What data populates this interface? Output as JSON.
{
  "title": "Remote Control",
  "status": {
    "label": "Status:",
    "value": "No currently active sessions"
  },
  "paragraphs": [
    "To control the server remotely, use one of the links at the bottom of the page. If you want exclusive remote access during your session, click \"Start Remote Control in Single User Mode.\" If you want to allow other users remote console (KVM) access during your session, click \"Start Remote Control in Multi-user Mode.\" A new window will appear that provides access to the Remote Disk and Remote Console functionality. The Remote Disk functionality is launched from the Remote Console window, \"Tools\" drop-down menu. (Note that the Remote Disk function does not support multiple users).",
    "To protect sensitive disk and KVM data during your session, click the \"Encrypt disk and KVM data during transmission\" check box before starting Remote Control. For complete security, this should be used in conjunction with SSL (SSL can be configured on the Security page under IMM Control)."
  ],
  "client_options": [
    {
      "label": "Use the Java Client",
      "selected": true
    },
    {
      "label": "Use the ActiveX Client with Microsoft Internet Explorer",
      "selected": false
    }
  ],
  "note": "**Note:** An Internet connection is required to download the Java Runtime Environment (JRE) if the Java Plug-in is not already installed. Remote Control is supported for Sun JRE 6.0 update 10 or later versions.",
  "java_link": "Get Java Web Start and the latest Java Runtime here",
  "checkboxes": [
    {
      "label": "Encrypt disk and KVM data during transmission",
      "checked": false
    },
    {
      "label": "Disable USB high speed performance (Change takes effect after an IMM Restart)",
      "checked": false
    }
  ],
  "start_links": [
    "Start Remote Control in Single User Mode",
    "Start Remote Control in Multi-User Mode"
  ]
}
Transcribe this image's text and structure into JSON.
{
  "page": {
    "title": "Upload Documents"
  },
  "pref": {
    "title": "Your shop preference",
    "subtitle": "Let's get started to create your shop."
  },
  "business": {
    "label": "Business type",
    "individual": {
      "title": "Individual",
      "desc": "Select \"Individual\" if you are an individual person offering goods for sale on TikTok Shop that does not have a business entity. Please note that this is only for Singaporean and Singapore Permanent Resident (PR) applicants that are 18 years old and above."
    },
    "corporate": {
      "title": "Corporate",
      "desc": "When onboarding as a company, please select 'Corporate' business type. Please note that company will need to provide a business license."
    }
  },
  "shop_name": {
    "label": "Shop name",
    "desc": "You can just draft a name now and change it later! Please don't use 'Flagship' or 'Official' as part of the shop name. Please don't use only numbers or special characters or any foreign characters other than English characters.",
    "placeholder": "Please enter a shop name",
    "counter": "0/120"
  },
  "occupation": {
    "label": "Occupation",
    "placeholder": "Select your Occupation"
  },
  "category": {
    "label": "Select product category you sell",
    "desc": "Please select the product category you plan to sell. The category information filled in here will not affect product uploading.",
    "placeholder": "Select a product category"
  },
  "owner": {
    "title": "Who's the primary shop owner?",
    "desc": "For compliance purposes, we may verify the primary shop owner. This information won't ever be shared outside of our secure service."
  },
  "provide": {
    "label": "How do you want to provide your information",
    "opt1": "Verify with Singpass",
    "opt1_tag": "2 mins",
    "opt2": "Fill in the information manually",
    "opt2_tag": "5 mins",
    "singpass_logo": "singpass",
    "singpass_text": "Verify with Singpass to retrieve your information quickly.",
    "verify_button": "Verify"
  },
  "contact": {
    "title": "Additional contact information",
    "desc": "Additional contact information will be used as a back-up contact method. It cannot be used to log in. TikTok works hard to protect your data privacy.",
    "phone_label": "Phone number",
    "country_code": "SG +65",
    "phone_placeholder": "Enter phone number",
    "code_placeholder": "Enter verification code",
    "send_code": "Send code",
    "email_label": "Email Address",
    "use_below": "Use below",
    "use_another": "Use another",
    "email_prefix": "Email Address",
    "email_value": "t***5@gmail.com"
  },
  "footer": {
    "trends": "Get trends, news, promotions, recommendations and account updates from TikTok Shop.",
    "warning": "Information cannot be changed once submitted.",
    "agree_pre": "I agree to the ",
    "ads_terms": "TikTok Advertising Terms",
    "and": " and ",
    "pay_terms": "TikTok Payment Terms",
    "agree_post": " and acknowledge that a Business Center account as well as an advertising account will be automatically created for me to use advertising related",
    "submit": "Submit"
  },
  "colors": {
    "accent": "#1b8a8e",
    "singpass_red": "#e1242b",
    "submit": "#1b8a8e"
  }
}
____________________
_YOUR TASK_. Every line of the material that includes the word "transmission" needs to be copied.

_SOLVED PROBLEM_.
    "To protect sensitive disk and KVM data during your session, click the \"Encrypt disk and KVM data during transmission\" check box before starting Remote Control. For complete security, this should be used in conjunction with SSL (SSL can be configured on the Security page under IMM Control)."
      "label": "Encrypt disk and KVM data during transmission",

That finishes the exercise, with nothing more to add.